■ Data under study ■
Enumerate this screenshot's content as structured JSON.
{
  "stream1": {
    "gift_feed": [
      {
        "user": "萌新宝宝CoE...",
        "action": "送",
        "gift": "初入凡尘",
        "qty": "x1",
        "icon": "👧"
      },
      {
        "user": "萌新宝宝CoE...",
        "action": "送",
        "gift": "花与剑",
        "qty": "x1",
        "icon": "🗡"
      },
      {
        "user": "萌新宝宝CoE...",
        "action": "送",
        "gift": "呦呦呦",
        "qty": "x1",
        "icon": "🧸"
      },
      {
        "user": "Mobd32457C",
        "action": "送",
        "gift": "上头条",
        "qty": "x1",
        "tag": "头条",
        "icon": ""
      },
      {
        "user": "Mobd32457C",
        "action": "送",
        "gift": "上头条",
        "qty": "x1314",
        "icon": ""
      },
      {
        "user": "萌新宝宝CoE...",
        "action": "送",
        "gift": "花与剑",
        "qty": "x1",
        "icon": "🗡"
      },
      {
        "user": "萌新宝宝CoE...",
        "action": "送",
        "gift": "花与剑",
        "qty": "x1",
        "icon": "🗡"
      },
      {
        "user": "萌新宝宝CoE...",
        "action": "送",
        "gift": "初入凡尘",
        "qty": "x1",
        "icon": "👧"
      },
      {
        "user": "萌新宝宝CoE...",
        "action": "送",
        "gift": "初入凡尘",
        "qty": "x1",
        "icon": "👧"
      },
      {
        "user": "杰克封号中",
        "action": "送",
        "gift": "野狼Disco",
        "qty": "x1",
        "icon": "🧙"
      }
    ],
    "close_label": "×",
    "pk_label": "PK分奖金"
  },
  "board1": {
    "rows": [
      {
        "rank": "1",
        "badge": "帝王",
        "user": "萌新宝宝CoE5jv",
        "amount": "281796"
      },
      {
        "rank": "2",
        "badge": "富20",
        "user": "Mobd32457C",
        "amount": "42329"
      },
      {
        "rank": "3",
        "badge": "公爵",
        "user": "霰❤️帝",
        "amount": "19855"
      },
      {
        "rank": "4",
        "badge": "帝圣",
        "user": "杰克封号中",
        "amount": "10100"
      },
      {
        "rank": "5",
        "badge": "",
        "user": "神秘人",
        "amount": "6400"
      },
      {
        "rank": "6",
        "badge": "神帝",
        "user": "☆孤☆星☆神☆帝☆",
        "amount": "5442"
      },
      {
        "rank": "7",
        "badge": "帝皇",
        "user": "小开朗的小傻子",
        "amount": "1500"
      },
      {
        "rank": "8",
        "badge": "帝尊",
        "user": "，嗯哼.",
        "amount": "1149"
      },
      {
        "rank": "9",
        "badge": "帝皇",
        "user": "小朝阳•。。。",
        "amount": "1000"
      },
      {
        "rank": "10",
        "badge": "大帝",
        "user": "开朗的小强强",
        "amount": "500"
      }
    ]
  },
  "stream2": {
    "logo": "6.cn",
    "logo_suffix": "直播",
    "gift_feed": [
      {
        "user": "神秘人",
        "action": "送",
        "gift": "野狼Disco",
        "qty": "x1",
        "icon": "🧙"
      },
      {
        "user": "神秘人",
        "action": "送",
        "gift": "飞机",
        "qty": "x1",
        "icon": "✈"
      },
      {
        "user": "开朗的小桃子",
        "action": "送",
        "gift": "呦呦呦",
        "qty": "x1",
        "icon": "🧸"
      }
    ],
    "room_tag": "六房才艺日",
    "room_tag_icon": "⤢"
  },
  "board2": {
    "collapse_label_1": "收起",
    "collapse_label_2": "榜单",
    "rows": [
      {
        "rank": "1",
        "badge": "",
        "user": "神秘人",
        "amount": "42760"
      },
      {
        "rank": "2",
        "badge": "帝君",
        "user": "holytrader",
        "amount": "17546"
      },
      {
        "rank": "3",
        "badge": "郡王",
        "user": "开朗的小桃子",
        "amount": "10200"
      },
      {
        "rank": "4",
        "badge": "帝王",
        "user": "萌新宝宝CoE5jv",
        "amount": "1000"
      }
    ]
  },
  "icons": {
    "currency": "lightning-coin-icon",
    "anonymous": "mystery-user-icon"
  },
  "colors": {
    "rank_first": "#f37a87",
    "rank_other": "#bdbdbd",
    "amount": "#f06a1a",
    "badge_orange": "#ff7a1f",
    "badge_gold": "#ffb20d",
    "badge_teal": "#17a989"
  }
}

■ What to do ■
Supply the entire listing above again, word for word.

■ Answer to this task ■
Enumerate this screenshot's content as structured JSON.
{
  "stream1": {
    "gift_feed": [
      {
        "user": "萌新宝宝CoE...",
        "action": "送",
        "gift": "初入凡尘",
        "qty": "x1",
        "icon": "👧"
      },
      {
        "user": "萌新宝宝CoE...",
        "action": "送",
        "gift": "花与剑",
        "qty": "x1",
        "icon": "🗡"
      },
      {
        "user": "萌新宝宝CoE...",
        "action": "送",
        "gift": "呦呦呦",
        "qty": "x1",
        "icon": "🧸"
      },
      {
        "user": "Mobd32457C",
        "action": "送",
        "gift": "上头条",
        "qty": "x1",
        "tag": "头条",
        "icon": ""
      },
      {
        "user": "Mobd32457C",
        "action": "送",
        "gift": "上头条",
        "qty": "x1314",
        "icon": ""
      },
      {
        "user": "萌新宝宝CoE...",
        "action": "送",
        "gift": "花与剑",
        "qty": "x1",
        "icon": "🗡"
      },
      {
        "user": "萌新宝宝CoE...",
        "action": "送",
        "gift": "花与剑",
        "qty": "x1",
        "icon": "🗡"
      },
      {
        "user": "萌新宝宝CoE...",
        "action": "送",
        "gift": "初入凡尘",
        "qty": "x1",
        "icon": "👧"
      },
      {
        "user": "萌新宝宝CoE...",
        "action": "送",
        "gift": "初入凡尘",
        "qty": "x1",
        "icon": "👧"
      },
      {
        "user": "杰克封号中",
        "action": "送",
        "gift": "野狼Disco",
        "qty": "x1",
        "icon": "🧙"
      }
    ],
    "close_label": "×",
    "pk_label": "PK分奖金"
  },
  "board1": {
    "rows": [
      {
        "rank": "1",
        "badge": "帝王",
        "user": "萌新宝宝CoE5jv",
        "amount": "281796"
      },
      {
        "rank": "2",
        "badge": "富20",
        "user": "Mobd32457C",
        "amount": "42329"
      },
      {
        "rank": "3",
        "badge": "公爵",
        "user": "霰❤️帝",
        "amount": "19855"
      },
      {
        "rank": "4",
        "badge": "帝圣",
        "user": "杰克封号中",
        "amount": "10100"
      },
      {
        "rank": "5",
        "badge": "",
        "user": "神秘人",
        "amount": "6400"
      },
      {
        "rank": "6",
        "badge": "神帝",
        "user": "☆孤☆星☆神☆帝☆",
        "amount": "5442"
      },
      {
        "rank": "7",
        "badge": "帝皇",
        "user": "小开朗的小傻子",
        "amount": "1500"
      },
      {
        "rank": "8",
        "badge": "帝尊",
        "user": "，嗯哼.",
        "amount": "1149"
      },
      {
        "rank": "9",
        "badge": "帝皇",
        "user": "小朝阳•。。。",
        "amount": "1000"
      },
      {
        "rank": "10",
        "badge": "大帝",
        "user": "开朗的小强强",
        "amount": "500"
      }
    ]
  },
  "stream2": {
    "logo": "6.cn",
    "logo_suffix": "直播",
    "gift_feed": [
      {
        "user": "神秘人",
        "action": "送",
        "gift": "野狼Disco",
        "qty": "x1",
        "icon": "🧙"
      },
      {
        "user": "神秘人",
        "action": "送",
        "gift": "飞机",
        "qty": "x1",
        "icon": "✈"
      },
      {
        "user": "开朗的小桃子",
        "action": "送",
        "gift": "呦呦呦",
        "qty": "x1",
        "icon": "🧸"
      }
    ],
    "room_tag": "六房才艺日",
    "room_tag_icon": "⤢"
  },
  "board2": {
    "collapse_label_1": "收起",
    "collapse_label_2": "榜单",
    "rows": [
      {
        "rank": "1",
        "badge": "",
        "user": "神秘人",
        "amount": "42760"
      },
      {
        "rank": "2",
        "badge": "帝君",
        "user": "holytrader",
        "amount": "17546"
      },
      {
        "rank": "3",
        "badge": "郡王",
        "user": "开朗的小桃子",
        "amount": "10200"
      },
      {
        "rank": "4",
        "badge": "帝王",
        "user": "萌新宝宝CoE5jv",
        "amount": "1000"
      }
    ]
  },
  "icons": {
    "currency": "lightning-coin-icon",
    "anonymous": "mystery-user-icon"
  },
  "colors": {
    "rank_first": "#f37a87",
    "rank_other": "#bdbdbd",
    "amount": "#f06a1a",
    "badge_orange": "#ff7a1f",
    "badge_gold": "#ffb20d",
    "badge_teal": "#17a989"
  }
}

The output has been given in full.